- April 27, 2011
- Posted by: vyperz
- Category: Gaming, Privacy, Security
Electronics giant Sony has admitted millions of PlayStation network gamers may have had their personal details stolen. A hacker broke into the PlayStation video game online network and stole names, addresses and possibly credit card data belonging to 77 million people. It is believed to be one of the biggest-ever internet security breaches of its kind. Sony learned of the breach on April 19 and immediately shut down the PlayStation network, but kept quiet about it for a whole week.
In a blog post, Sony warns that hackers have been able to access a variety of personal information belonging to users including:
* Address (city, state, zip code)
* Email address
* Date of birth
* PlayStation Network/Qriocity password and login
* Handle/PSN online ID
In addition, Sony warns that profile information – such as your history of past purchases and billing address, as well as the “secret answers” you may have given Sony for password security may also have been obtained.

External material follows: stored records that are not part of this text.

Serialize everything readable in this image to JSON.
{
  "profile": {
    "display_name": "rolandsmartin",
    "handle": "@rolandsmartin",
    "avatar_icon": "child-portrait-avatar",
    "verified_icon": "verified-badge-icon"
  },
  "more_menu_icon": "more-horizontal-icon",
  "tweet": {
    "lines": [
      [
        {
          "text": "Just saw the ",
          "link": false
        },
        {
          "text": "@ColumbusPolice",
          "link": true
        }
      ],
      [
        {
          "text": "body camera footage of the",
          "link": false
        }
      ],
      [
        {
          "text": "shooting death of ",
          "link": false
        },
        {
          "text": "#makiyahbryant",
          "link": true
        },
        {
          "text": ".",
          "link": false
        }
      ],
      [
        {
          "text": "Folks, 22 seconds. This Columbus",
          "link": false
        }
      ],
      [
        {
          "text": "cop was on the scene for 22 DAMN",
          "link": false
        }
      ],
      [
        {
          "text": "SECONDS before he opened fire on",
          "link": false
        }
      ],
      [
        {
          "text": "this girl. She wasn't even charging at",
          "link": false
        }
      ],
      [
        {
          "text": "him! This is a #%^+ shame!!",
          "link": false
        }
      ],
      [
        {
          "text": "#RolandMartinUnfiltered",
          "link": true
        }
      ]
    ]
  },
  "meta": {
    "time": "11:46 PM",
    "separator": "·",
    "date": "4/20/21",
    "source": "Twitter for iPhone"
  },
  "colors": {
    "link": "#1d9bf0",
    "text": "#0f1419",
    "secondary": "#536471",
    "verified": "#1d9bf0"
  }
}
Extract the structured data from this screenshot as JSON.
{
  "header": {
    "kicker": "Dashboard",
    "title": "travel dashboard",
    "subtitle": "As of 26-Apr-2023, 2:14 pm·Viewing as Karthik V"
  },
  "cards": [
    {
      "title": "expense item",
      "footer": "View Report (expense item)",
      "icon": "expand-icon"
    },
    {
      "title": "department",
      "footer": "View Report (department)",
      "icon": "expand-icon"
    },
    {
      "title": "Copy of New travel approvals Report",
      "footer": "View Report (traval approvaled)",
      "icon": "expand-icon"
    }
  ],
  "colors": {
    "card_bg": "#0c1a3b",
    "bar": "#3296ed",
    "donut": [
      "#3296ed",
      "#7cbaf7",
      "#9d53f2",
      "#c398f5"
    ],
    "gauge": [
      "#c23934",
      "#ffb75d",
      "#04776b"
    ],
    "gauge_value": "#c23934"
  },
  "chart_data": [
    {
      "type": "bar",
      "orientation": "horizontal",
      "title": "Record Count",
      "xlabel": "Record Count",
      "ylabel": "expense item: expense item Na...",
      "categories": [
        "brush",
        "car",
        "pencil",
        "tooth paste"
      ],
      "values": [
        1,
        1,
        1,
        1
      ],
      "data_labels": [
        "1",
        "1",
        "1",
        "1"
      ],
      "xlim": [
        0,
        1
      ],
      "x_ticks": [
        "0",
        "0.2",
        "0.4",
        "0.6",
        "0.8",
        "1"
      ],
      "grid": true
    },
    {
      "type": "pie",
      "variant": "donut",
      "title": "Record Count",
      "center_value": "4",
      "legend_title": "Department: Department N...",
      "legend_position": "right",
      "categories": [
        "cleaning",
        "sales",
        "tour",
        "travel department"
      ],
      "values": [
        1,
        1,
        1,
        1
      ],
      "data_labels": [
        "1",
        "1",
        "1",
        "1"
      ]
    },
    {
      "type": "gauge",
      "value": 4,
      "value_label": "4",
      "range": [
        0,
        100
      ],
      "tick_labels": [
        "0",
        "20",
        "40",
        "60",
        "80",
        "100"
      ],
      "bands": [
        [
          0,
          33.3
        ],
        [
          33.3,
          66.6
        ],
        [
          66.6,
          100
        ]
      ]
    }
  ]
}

The shutdown of the PlayStation network prevented owners of the video game console from buying and downloading games as well as playing with rivals over the internet. The breach is a major setback for Sony. Although video game hardware and software sales have declined globally, the PlayStation franchise has been a steady seller and is one of its key products. The company said there was no evidence credit card numbers were stolen but warned users it could not rule out the possibility. “Out of an abundance of caution, we are advising you that your credit card number (excluding security code) and expiration date may have been obtained,” it said. The fact that credit card details, used on the network to buy games, movies and music, may also have been stolen is obviously very worrying, and affected users would be wise to keep a keen eye on their credit card statements for unexpected transactions. Questions clearly have to be asked as to whether Sony was ignorant of PCI data security standards and storing this and other personal data in an unencrypted format.
Sony, which is part of Sony Corp, said it hoped to restore some of the PlayStation network’s services within a week. The network launched in autumn 2006 and offers games, music and movies to people with PlayStation consoles. It has 77 million registered users.